As the old year draws to a close, many of us are looking back on our habits over the past twelve months and considering what we would like to change in the new year. “New Year’s resolutions” are a tale as old as time – the phrase can be found in a Boston newspaper from 1813! For over 200 years, we have been making (and breaking…) promises of becoming better, healthier, more successful people once the clock strikes twelve on the night of December 31st.
One of the most common resolutions revolves around our eating habits. Many of us swear that we’re going to eat more vegetables, that we’re going to cut down on sugar, or that we’re going to start to eat on a better schedule.
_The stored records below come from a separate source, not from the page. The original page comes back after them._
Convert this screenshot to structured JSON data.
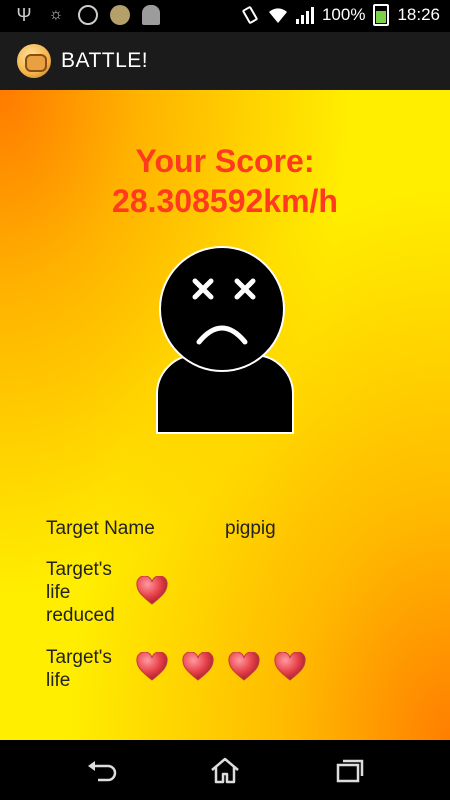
{
  "status_bar": {
    "icons_left": [
      "usb-icon",
      "lightbulb-icon",
      "whatsapp-icon",
      "coin-app-icon",
      "android-icon"
    ],
    "battery_percent": "100%",
    "time": "18:26"
  },
  "action_bar": {
    "title": "BATTLE!"
  },
  "score": {
    "label": "Your Score:",
    "value": "28.308592km/h"
  },
  "target": {
    "name_label": "Target Name",
    "name_value": "pigpig",
    "life_reduced_label_line1": "Target's",
    "life_reduced_label_line2": "life",
    "life_reduced_label_line3": "reduced",
    "life_reduced_hearts": 1,
    "life_label_line1": "Target's",
    "life_label_line2": "life",
    "life_hearts": 4
  },
  "colors": {
    "score_text": "#ff3a1e",
    "background_center": "#ffee00",
    "background_edges": "#ff8000",
    "heart": "#e8414a"
  }
}
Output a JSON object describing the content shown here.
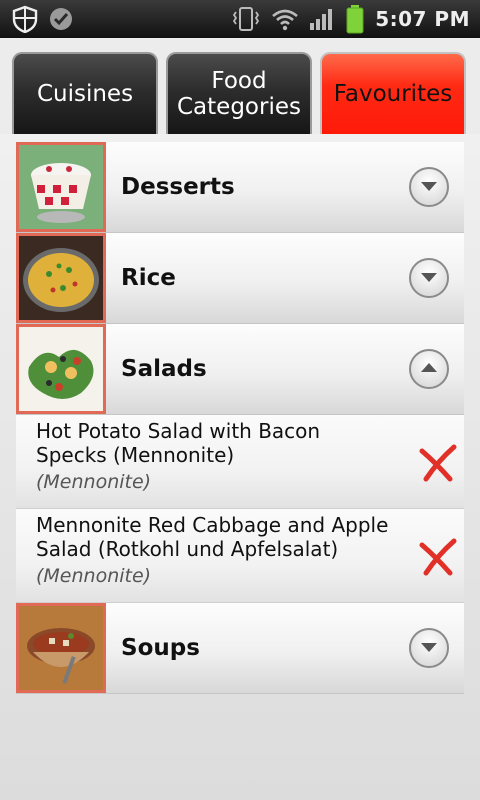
{
  "status_bar": {
    "time": "5:07 PM",
    "icons": [
      "shield-icon",
      "check-icon",
      "vibrate-icon",
      "wifi-icon",
      "signal-icon",
      "battery-icon"
    ]
  },
  "tabs": [
    {
      "label": "Cuisines",
      "active": false
    },
    {
      "label": "Food Categories",
      "active": false
    },
    {
      "label": "Favourites",
      "active": true
    }
  ],
  "groups": [
    {
      "label": "Desserts",
      "expanded": false,
      "items": []
    },
    {
      "label": "Rice",
      "expanded": false,
      "items": []
    },
    {
      "label": "Salads",
      "expanded": true,
      "items": [
        {
          "title": "Hot Potato Salad with Bacon Specks (Mennonite)",
          "subtitle": "(Mennonite)"
        },
        {
          "title": "Mennonite Red Cabbage and Apple Salad (Rotkohl und Apfelsalat)",
          "subtitle": "(Mennonite)"
        }
      ]
    },
    {
      "label": "Soups",
      "expanded": false,
      "items": []
    }
  ],
  "colors": {
    "active_tab": "#ff2a14",
    "thumb_border": "#e06a55",
    "delete_x": "#e03028"
  }
}
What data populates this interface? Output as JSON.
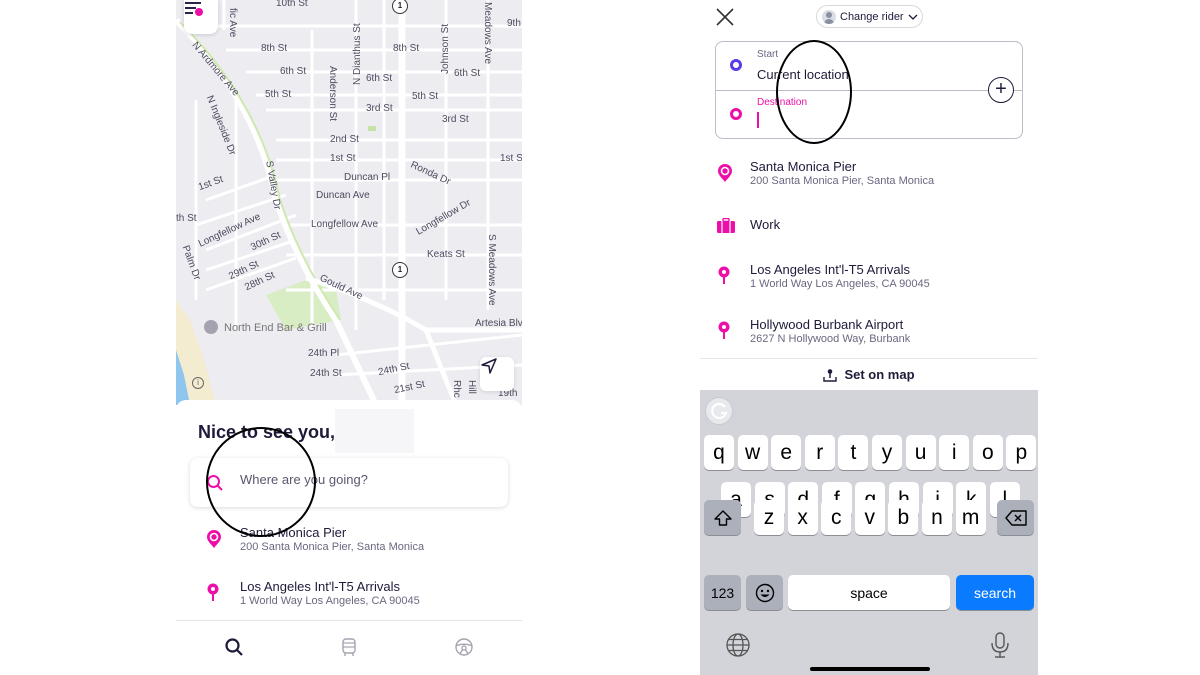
{
  "left_screen": {
    "map": {
      "labels": {
        "l1": "10th St",
        "l2": "fic Ave",
        "l3": "8th St",
        "l4": "8th St",
        "l5": "6th St",
        "l6": "6th St",
        "l7": "6th St",
        "l8": "5th St",
        "l9": "5th St",
        "l10": "3rd St",
        "l11": "3rd St",
        "l12": "2nd St",
        "l13": "1st St",
        "l14": "1st St",
        "l15": "1st St",
        "l16": "Duncan Pl",
        "l17": "Duncan Ave",
        "l18": "Ronda Dr",
        "l19": "Longfellow Ave",
        "l20": "Longfellow Ave",
        "l21": "Longfellow Dr",
        "l22": "Keats St",
        "l23": "30th St",
        "l24": "29th St",
        "l25": "28th St",
        "l26": "Gould Ave",
        "l27": "North End Bar & Grill",
        "l28": "24th Pl",
        "l29": "24th St",
        "l30": "24th St",
        "l31": "21st St",
        "l32": "Artesia Blvd",
        "l33": "N Ardmore Ave",
        "l34": "N Ingleside Dr",
        "l35": "S Valley Dr",
        "l36": "Anderson St",
        "l37": "N Dianthus St",
        "l38": "Johnson St",
        "l39": "Meadows Ave",
        "l40": "S Meadows Ave",
        "l41": "9th",
        "l42": "th St",
        "l43": "Palm Dr",
        "l44": "19th",
        "l45": "Rhc",
        "l46": "Hill"
      },
      "route_shield": "1",
      "info_icon": "i"
    },
    "greeting": "Nice to see you,",
    "search": {
      "placeholder": "Where are you going?"
    },
    "recent_places": [
      {
        "title": "Santa Monica Pier",
        "subtitle": "200 Santa Monica Pier, Santa Monica",
        "icon": "landmark-pin-icon"
      },
      {
        "title": "Los Angeles Int'l-T5 Arrivals",
        "subtitle": "1 World Way Los Angeles, CA 90045",
        "icon": "location-pin-icon"
      }
    ],
    "bottom_nav": [
      {
        "name": "search-tab",
        "icon": "search-icon",
        "active": true
      },
      {
        "name": "transit-tab",
        "icon": "bus-icon",
        "active": false
      },
      {
        "name": "drive-tab",
        "icon": "steering-wheel-icon",
        "active": false
      }
    ]
  },
  "right_screen": {
    "change_rider_label": "Change rider",
    "route": {
      "start_label": "Start",
      "start_value": "Current location",
      "destination_label": "Destination",
      "destination_value": ""
    },
    "suggestions": [
      {
        "title": "Santa Monica Pier",
        "subtitle": "200 Santa Monica Pier, Santa Monica",
        "icon": "landmark-pin-icon"
      },
      {
        "title": "Work",
        "subtitle": "",
        "icon": "briefcase-icon"
      },
      {
        "title": "Los Angeles Int'l-T5 Arrivals",
        "subtitle": "1 World Way Los Angeles, CA 90045",
        "icon": "location-pin-icon"
      },
      {
        "title": "Hollywood Burbank Airport",
        "subtitle": "2627 N Hollywood Way, Burbank",
        "icon": "location-pin-icon"
      }
    ],
    "set_on_map_label": "Set on map",
    "keyboard": {
      "row1": [
        "q",
        "w",
        "e",
        "r",
        "t",
        "y",
        "u",
        "i",
        "o",
        "p"
      ],
      "row2": [
        "a",
        "s",
        "d",
        "f",
        "g",
        "h",
        "j",
        "k",
        "l"
      ],
      "row3": [
        "z",
        "x",
        "c",
        "v",
        "b",
        "n",
        "m"
      ],
      "numbers_label": "123",
      "space_label": "space",
      "search_label": "search"
    }
  },
  "colors": {
    "brand_pink": "#ee0fa8",
    "start_purple": "#5b3ce8",
    "text_dark": "#1e1b3a",
    "keyboard_blue": "#0a7bff"
  }
}
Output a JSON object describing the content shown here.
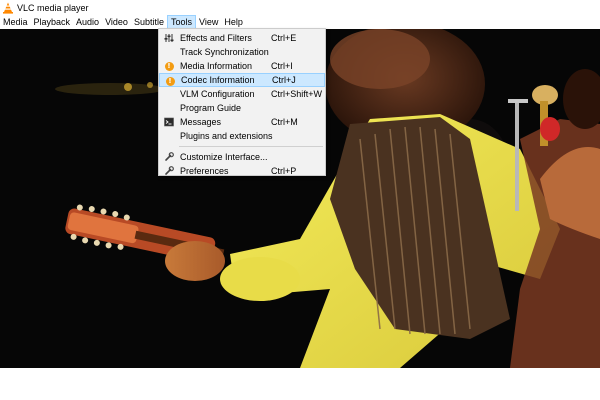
{
  "window": {
    "title": "VLC media player"
  },
  "menubar": {
    "items": [
      {
        "id": "media",
        "label": "Media"
      },
      {
        "id": "playback",
        "label": "Playback"
      },
      {
        "id": "audio",
        "label": "Audio"
      },
      {
        "id": "video",
        "label": "Video"
      },
      {
        "id": "subtitle",
        "label": "Subtitle"
      },
      {
        "id": "tools",
        "label": "Tools"
      },
      {
        "id": "view",
        "label": "View"
      },
      {
        "id": "help",
        "label": "Help"
      }
    ]
  },
  "tools_menu": {
    "items": [
      {
        "label": "Effects and Filters",
        "shortcut": "Ctrl+E",
        "icon": "equalizer-icon"
      },
      {
        "label": "Track Synchronization",
        "shortcut": "",
        "icon": ""
      },
      {
        "label": "Media Information",
        "shortcut": "Ctrl+I",
        "icon": "info-icon"
      },
      {
        "label": "Codec Information",
        "shortcut": "Ctrl+J",
        "icon": "info-icon",
        "highlighted": true
      },
      {
        "label": "VLM Configuration",
        "shortcut": "Ctrl+Shift+W",
        "icon": ""
      },
      {
        "label": "Program Guide",
        "shortcut": "",
        "icon": ""
      },
      {
        "label": "Messages",
        "shortcut": "Ctrl+M",
        "icon": "terminal-icon"
      },
      {
        "label": "Plugins and extensions",
        "shortcut": "",
        "icon": ""
      },
      {
        "label": "Customize Interface...",
        "shortcut": "",
        "icon": "wrench-icon"
      },
      {
        "label": "Preferences",
        "shortcut": "Ctrl+P",
        "icon": "wrench-icon"
      }
    ]
  },
  "colors": {
    "highlight_bg": "#cce8ff",
    "highlight_border": "#99d1ff",
    "info_icon": "#f39c12",
    "vlc_orange": "#ff8800"
  }
}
This year, as you’re reviewing whether you should incorporate more protein in your diet or eat more leafy greens to fulfill your antioxidant needs, why not check your pet’s eating habits while you’re at it?
When planning your dog’s diet and choosing its food, there are many aspects to consider: cost, practicality, allergies, etc. One of the most important factors to keep in mind is nutrition. Is your dog getting all the nutrients it needs? Is it lacking any vitamins or minerals or eating too little fat?
We’ve previously discussed different traditional types of dog food and the potential issues that can come with them, but to refresh your memory: Dry kibble does a good job of keeping your dog full and is easy to store, but the low moisture content can cause digestive problems for your dog. The ingredient quality can also be questionable. When it comes to fresh dog food – pet food that is either homemade or manufactured using fresh ingredients and sold refrigerated or frozen – there are concerns such as food-borne illnesses and nutritional deficiencies. It is also often more expensive than kibble.
In order to be healthy and live its best life, your furry friend needs to consume the right amounts of proteins and amino acids, fat and fatty acids, carbohydrates, vitamins, and minerals. These essential macro- and micronutrient groups all contribute to ensuring your dog’s body works as it should:
- Amino acids help build proteins and help your dog produce glucose for energy. At least 10% of your dog’s diet should consist of protein.
- Fats and fatty acids should make up at least 5.5% of the food your dog consumes. They support cell function and nutrient absorption and keep your dog’s fur and skin healthy and shiny.
- Carbohydrates provide energy and digestion aid. Up to 50% of your dog’s food can consist of carbohydrates.
- Vitamins and minerals all have distinct properties, but they all help keep your dog’s body and brain feeling their best and functioning properly.
An easy way to ensure your dog gets all the required nutrients without unnecessary chemicals or additives is to feed them the third generation of dog food – PawCo Foods’ GreenMeat™! Our recipes are formulated specifically for dogs by board-certified animal nutritionists and food scientists. They’re developed to exceed AAFCO standards and provide your dog with everything they need to thrive.
We have recently released our second flavor, so that your dog can choose their favorite! Our currently available recipes are the tried and true “Green Mix and Carrots” and our new, exciting “Pumpkin and Cranberries”. They are both equally healthy, and equally tasty. Keep your eyes peeled in the new year, because we have even more flavors planned for 2023!
PawCo’s meals are also 100% plant-based, meaning they work to reduce animal farming and environmental problems associated with the meat industry. What better way to start the new year off than to provide your dog with nutritious and delicious food, help reduce animal farming, and lower your climate footprint? We can’t think of any resolution more exciting than that!
Place your order here and let your dog join you in your resolution to eat healthier in 2023! Happy New Year!